Of Babes And Poles
Today we pay tribute to the internet meme. It’s always amazed me how quickly an idea or piece of content can rocket across to millions of computers around the world, yet still remain unknown to the so-called “mainstream”. One of my first experiences with this phenomenon was internet wrestling columnist Chris Hyatte, whom I blogged about here. Hyatte was an enormous star, read daily by hundreds of thousands of pro wrestling dorks like me, but chances are that none of you have heard of him.
More recently, there was the “lol cats” phenomenon, which I alluded to here. It’s still going strong, and is so sticky that it makes its way into unrelated content, such as Nasty Nicky B‘s instructive graph on poor statistics.
Of course, being the big perv that I am, my favourite current meme celebrity is American pole vaulter Allison Stokkes, who was vaulted (heh heh) into internet celebrity with the publication of photos of her doing her thing, i.e. competing in a pole vaulting match. Here are some photos of the exquisite Miss Stokkes:
This became an issue because she was all of 18 when these photos were taken, and her parents were quite peeved that an army of fan boys were pleasuring themselves to their daughter’s fine genes.

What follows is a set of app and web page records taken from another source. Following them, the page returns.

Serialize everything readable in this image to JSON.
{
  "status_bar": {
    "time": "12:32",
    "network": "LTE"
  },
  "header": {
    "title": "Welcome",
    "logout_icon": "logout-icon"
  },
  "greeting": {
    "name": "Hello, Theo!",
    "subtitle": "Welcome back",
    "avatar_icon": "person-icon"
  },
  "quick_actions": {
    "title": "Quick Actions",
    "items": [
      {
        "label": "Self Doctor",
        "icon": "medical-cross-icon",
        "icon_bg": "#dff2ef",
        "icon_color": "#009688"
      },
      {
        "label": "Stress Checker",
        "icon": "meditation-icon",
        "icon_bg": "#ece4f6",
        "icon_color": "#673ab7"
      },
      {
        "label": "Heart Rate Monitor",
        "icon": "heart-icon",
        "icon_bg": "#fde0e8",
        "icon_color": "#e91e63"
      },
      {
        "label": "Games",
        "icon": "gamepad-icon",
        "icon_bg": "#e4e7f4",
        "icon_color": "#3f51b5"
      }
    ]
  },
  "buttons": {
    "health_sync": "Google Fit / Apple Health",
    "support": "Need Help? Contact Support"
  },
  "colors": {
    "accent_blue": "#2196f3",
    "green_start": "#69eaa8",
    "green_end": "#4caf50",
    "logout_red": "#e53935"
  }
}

Now, 18 is an adult. At 18 in most places, you can vote, drive, drink, marry, have kids, be drafted into war where you can kill legally, be drafted into war where you can be killed legally, and be tried and executed by a court of law if you were to kill illegally. Surely, you’re also old enough to be perceived as a sexual being.
I certainly see the Stokkes’ point; I imagine no parent wants to perceive their child as a sex symbol. But folks, when you look that good, it’s gonna happen. Milk it while you can and maybe Allison’s good looks will put her through college.
Insert your own obvious “pole” jokes as needed.
She does kinda look like Amy Jo Johnson, the Pink Power Ranger, doesn’t she?
Bottom line: Allison Stokkes is the current meme queen. Next month we’ll be on to something else. Maybe talking spiders.
International Development Week
The week is nearly over and so far I’m pleased to say it’s been a tremendous success. Our two big speakers –Irwin Cotler and Stephen Lewis– really packed ’em in. Lewis, in particular, is always an inspiring person, and I defy anyone to have found a dry eye in the house.
But one thing bugged me about both presentations. The issue of the genocide in Darfur was a big topic for both men, yet neither dwelled on the factor that complicates that crisis: oil. Oil is the reason governments care more about Darfur than about Rwanda and East Timor, et al. Oil is the reason China vetoes UN military action against les genocidaires. Like so many of the world’s problems, this one is based on a global thirst for the black stuff; thus, solutions must be systemic and global and economic, not just local and military.